"Ok," said the priest. And the man was initiated into the religion. The operation involved intangible elements, but was otherwise quick and painless. Afterwards, the priest wouldn't tell him what part of his body he had removed. The man felt lighter afterwards, though. He couldn't see anything missing. "It must be a mystery religion," he thought.
He went to work and everybody looked strange to him. Some were taller, others shorter. One man was now wearing a mask while another young man looked much older, his body wrapped in chains. His boss had flowers coming out of his head. He was quite disoriented, but no one seemed to notice. He had trouble getting into his chair and later in the bathroom he had to get a stool to see himself in the mirror. He discovered that he was a now a child. His clothes didn't fit him anymore. He looked for scars from the operation, but he could only see the same scars from the time before he got religion.
He approached the woman at lunchtime and she looked like a madonna all the time now, light streaming from her fingers as she typed at her cubicle. Like a schoolgirl she winked at him knowingly, as if to say "Shhhh! Don't tell anyone."
At lunch he forgot to ask the woman on a date. The feeling that he had forgotten something faded as the two talked about paper airplanes, their favorite movies and financial subjects indiscriminately intermixed.

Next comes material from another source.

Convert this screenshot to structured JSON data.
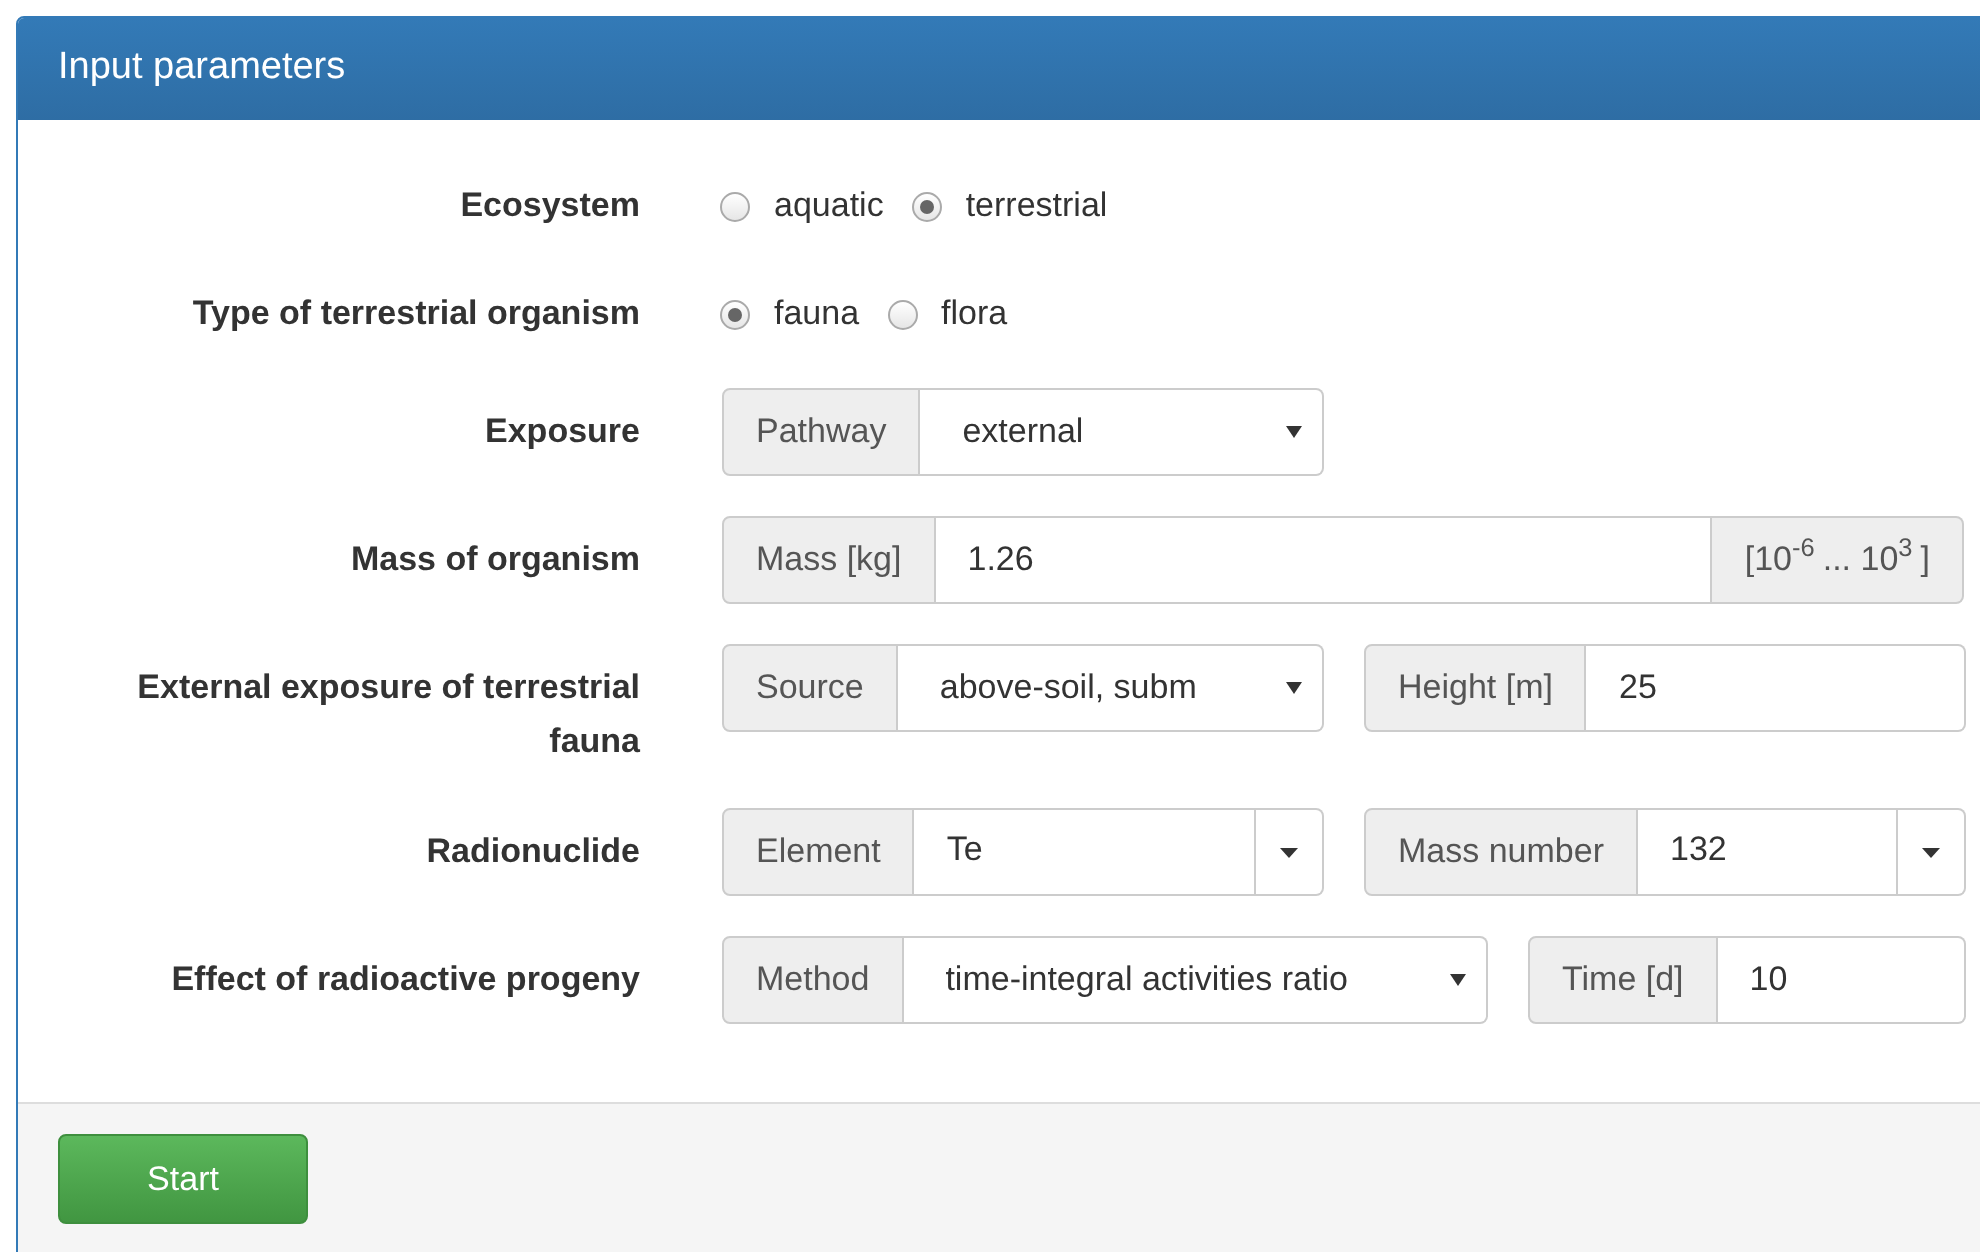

They giggled quietly, eating lunch with plastic forks that had come to them from another world.
"So," the man says, "you mean nobody can see us? We're invisible?"
"More or less," said the woman. "Do you like it?"
"Yes," said the man, who suddenly remembered what he had been trying to remember.
"Do I ever get to find out what was removed in the operation?"
"Sure," said the woman. She paused for a minute and then smiled wide. "Your eyes. You're blind now. I suppose that's why you don't know already."